“Both Ian and I think our TV careers were shut off too early, and the temptation will be to open up with, ‘As we were saying before we were rudely interrupted …’.”

It was John Bromley, then head of ITV Sport, who first brought “the boys” together back in the early 1980s to start a fresh, irreverent and often humorous way of looking at football on TV.

While the BBC was discussing the game with a high and mighty attitude, Saint and Greavsie talked about it as if they were a couple of mates chatting in a pub. Jimmy’s “It’s a funny old game” became a national catchphrase that’s still heard used today.

Their style sat uncomfortably with some in the football establishment, but the public loved it. The Saint and Greavsie show pulled in audiences of 5 million on a Saturday lunchtime, more than many peaktime programmes attract today.

I was working closely with Greavsie in the media world when Brommers made his decision to pair Jimmy and Ian. This followed some lively links between them when the Saint was anchoring On the Ball in London and Greavsie was working for Central TV in Birmingham.

Brommers, who used to report on Jimmy the footballer when writing for the Daily Herald and then Daily Mirror, told him: “I want you being like you were on the pitch, Jimbo. Cheeky, unconventional and expressing yourself freely.”

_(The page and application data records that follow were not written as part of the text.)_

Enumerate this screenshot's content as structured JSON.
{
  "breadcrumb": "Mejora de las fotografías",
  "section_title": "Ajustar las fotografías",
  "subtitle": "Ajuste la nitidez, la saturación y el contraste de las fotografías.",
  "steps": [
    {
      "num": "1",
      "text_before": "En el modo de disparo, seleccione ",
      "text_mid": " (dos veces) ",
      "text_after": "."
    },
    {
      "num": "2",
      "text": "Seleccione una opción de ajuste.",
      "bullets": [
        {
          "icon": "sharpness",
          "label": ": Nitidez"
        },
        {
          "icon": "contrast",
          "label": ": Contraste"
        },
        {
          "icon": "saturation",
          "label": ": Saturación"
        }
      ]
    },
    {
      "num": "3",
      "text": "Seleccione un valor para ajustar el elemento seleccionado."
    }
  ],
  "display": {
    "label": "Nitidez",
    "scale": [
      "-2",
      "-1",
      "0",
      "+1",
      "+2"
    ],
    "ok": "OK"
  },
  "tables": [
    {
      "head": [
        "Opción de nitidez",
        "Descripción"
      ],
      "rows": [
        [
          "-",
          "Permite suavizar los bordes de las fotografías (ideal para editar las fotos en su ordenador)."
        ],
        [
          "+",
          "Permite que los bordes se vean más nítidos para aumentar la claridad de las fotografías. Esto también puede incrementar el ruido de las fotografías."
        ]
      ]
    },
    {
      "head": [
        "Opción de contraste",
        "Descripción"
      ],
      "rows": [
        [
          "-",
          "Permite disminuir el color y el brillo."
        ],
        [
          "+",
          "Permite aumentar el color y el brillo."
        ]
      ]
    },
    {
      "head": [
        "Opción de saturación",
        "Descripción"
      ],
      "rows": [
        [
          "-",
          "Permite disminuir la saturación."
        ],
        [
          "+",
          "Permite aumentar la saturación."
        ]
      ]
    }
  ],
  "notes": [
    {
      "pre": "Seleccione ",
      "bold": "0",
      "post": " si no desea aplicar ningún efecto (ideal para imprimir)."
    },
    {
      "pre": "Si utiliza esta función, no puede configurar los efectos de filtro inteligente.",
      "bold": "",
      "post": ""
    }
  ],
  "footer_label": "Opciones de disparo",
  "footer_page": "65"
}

Saint was given the straight man role, linking with a script on autocue while Jimmy ad-libbed. Anchorman would have been a role beyond Greavsie, because he is dyslexic and avoids reading in front of the camera, which helps explain his totally natural style.

I asked Brommers what had been the inspiration for pairing them. “It was just one line from Greavsie,” he said. “I was watching a link from Birmingham in my London studio when Gary Newbon asked Jimmy how he would have reacted to a goal that we had just seen ruled offside. He said, ‘I would have told the linesman where to stick his flag.’ That was it. I thought, ‘This is what the viewers want to hear, not some convoluting explanation as to the ins and outs of the offside rule.’’

Compared with back then, ITV’s football coverage is now flat and unimaginative. Perhaps it is they who should be looking to Saint and Greavsie to give them the kick of life.

Will it work for Setanta? They are banking more on the old double act than they dare admit. My contacts in the industry whisper that the subscription sports channel is struggling to stay in business.

Setanta are going free-to-air with the FA Cup final and the three packaged contributions from Saint and Greavsie, meaning the signal will be un-encrypted and available to cable and satellite viewers without a subscription.

They say nostalgia ain’t what it used to be, but here’s one ancient viewer who will be dropping in to see if Saint and Greavsie can score like in the old days.

For those of you following my self-publishing adventure, the book — The Lane of Dreams — rolls off the presses next week. That sound you can hear is my knees knocking together. The author/publisher now becomes salesman, and if it flops I have nobody to kick but myself.

I am selling copies of the book autographed by Tottenham legends Greavsie and Steve Perryman online before going into the shops, and am working the Facebook and Twitter networks to drum up business.

This journey into the modern world is quite a challenge for an old hack who started out more than 50 years ago with a typewriter and carbon paper. Blimey, I was reporting football when Saint was Motherwell’s centre forward and Greavsie was making his goal-scoring debut as a 17-year-old prodigy at White Hart Lane … putting the ball into the Tottenham net for Chelsea.

Yes, it’s a funny old game.

Read previous Norman Giller columns by clicking here.

Click here for more sports journalism links

SJA MEMBERS: Make sure your profile details are up to date in the 2010 SJA Yearbook by clicking here